Though set against an intriguingly obscure historical backdrop, The Ottoman Lieutenant is an intensely familiar product, a studiously old-fashioned period melodrama in which the capricious winds of history are subsumed into a flatly predictable romantic narrative. The WWI-set story centers on Lillie Rowe (Hera Hilmar), an idealistic nurse who, after hearing Christian missionary Dr. Jude Gresham's (Josh Hartnett) plea for aid, volunteers to personally bring a truck to his remote hospital in the far-Eastern reaches of the Ottoman Empire. After arriving in Constantinople, she's escorted to Van by a dashing military officer, Lt. Ismail Veli (Michiel Huisman), who's stationed in the small rural outpost. And no sooner has the war broken out than Lillie finds herself suspended between the good Christian doctor and the suave lieutenant whose Muslim faith would make their love forbidden.
The film's creaky screenplay offers little depth and few surprises. Jude and Ismail are divided not only by their love for Lillie, but also by the war itself: Ismail is a proud Turkish officer and Jude is quietly supplying weapons to the Armenian resistance. And yet, these dull, thinly drawn characters barely hint at the lusty passions and broiling political divides that their interpersonal conflicts are meant to embody. From Lillie and Ismail's first meeting, in which he gives her a soulful tour of the beautiful Rüstem Pasha Mosque, it's clear which man she'll eventually choose. Grand Anatolian vistas, intended as a sweeping backdrop for the epic historical romance, instead throw the cliché-ridden inertness of the drama into sharp relief.
More conspicuous than The Ottoman Lieutenant's rote melodrama is the way the film elides the concurrent genocide of ethnic Armenians by Ottoman forces, a historical reality which the Turkish government continues to deny to this day.
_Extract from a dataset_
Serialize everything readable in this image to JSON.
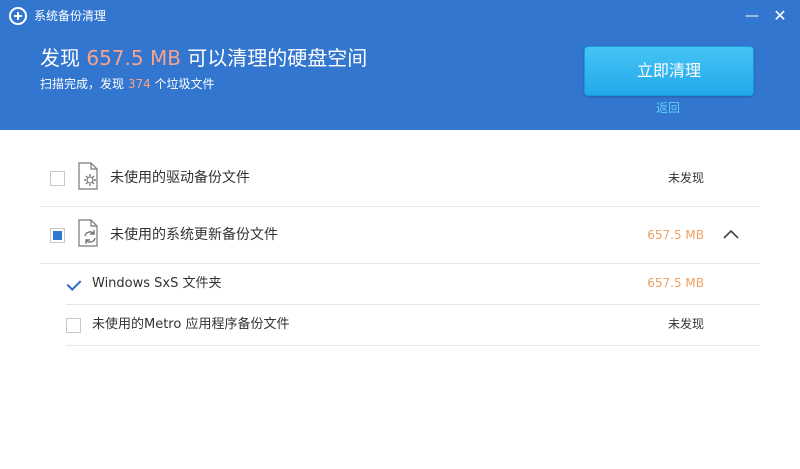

In the film's sole depiction of Turkish forces killing Armenian civilians, the violence isn't only quickly quashed by Ismail, but portrayed as simply the misdeeds of a few bad apples in the Ottoman ranks.
While it never quite engages in outright genocide denial, the film, which includes several interludes narrated by Lillie providing highly selective historical context, is carefully constructed to spin what most historians agree was the systematic extermination of ethnic Armenians as nothing more than an unfortunate overstep in the legitimate battle against Russian-backed Armenian fighters who committed their own atrocities anyway. The Ottoman Lieutenant implies that everyone is guilty, and thus no one is. In so doing, it attempts to hide a genocide behind the fog of war.